Three other nonbank companies have been designated as "systemically important": AIG, General Electric and Prudential.

Brian Duperreault

AIGHamilton Insurance Group
AIG also began a joint venture with Hamilton Insurance Group and Two Sigma Investments to serve the insurance needs of small- to medium-sized enterprises.
Since May 2017 he has been the CEO of AIG.

Peter Hancock (businessman)

Peter Hancock
Peter Hancock succeeded Benmosche as President and CEO of AIG in September 2014.
Peter D. Hancock is the former president and chief executive officer (CEO) of AIG.

Kissinger Associates

Kissinger McLarty AssociatesKissinger Associates, Inc.Kissinger and Associates
In February 2000, AIG created a strategic advisory venture team with the Blackstone Group and Kissinger Associates "to provide financial advisory services to corporations seeking high level independent strategic advice".

Troubled Asset Relief Program

Troubled Assets Relief ProgramTARPTARP funds
Newly installed President Barack Obama, who had voted for TARP as a Senator responded to the planned payments by saying "[I]t's hard to understand how derivative traders at AIG warranted any bonuses, much less $165 million in extra pay.
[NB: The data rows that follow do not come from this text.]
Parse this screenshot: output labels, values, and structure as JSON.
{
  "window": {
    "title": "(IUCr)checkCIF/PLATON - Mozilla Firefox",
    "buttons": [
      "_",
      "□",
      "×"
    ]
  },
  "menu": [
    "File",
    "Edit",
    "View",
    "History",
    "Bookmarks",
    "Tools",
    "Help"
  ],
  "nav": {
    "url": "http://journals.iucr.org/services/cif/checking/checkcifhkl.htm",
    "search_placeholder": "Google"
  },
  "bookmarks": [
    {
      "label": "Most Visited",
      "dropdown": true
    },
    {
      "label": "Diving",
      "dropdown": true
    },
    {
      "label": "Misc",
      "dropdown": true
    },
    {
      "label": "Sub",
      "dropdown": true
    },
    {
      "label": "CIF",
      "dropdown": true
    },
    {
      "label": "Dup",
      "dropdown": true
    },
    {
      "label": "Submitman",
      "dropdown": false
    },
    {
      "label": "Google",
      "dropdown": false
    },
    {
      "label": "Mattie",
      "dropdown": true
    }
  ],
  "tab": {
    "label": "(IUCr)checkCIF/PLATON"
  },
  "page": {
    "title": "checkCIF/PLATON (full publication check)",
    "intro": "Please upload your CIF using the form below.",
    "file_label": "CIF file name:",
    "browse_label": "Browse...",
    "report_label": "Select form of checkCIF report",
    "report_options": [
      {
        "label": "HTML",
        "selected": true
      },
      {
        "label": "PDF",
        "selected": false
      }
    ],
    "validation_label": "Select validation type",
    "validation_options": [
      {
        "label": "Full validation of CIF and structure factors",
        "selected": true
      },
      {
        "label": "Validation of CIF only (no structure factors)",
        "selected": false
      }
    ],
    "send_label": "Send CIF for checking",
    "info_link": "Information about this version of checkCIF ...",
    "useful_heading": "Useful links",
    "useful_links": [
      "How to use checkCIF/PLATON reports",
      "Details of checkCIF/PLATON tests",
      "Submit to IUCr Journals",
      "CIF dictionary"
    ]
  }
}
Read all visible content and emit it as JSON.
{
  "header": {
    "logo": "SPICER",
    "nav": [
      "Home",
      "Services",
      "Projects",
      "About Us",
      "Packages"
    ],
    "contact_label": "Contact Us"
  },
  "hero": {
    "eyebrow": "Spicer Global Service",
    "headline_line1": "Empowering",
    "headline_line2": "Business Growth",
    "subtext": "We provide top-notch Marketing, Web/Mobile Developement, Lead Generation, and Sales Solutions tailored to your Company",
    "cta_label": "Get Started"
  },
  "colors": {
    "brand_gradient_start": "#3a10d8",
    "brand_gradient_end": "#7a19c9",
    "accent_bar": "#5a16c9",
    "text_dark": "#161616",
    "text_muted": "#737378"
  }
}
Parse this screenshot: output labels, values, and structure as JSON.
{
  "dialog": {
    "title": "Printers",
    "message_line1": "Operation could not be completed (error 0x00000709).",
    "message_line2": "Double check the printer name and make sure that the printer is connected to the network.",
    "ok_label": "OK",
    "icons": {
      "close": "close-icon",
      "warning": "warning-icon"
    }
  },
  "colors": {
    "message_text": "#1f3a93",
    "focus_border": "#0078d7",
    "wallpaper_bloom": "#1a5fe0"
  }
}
How do they justify this outrage to the taxpayers who are keeping the company afloat?"

OneMain Financial

Springleaf FinancialSpringleafAmerican General
Fortress Investment Group purchased 80% of the interest in financing company American General Finance in August 2010.
After several acquisitions, the company became a part of AIG in 2001.

Merrill Lynch

Merrill Lynch & CompanyMerrill Lynch, Pierce, Fenner & SmithMerrill Lynch & Co.
In late 2008, the federal government bailed out AIG for $180 billion, and technically assumed control, because some believed its failure would endanger the financial integrity of other major firms that were its trading partners--Goldman Sachs, Morgan Stanley, Bank of America and Merrill Lynch (as well as dozens of European banks), as described below.
In March 2009, it was reported that in 2008, Merrill Lynch received billions of dollars from its insurance arrangements with AIG, including $6.8 billion from funds provided by the United States government to bail out AIG.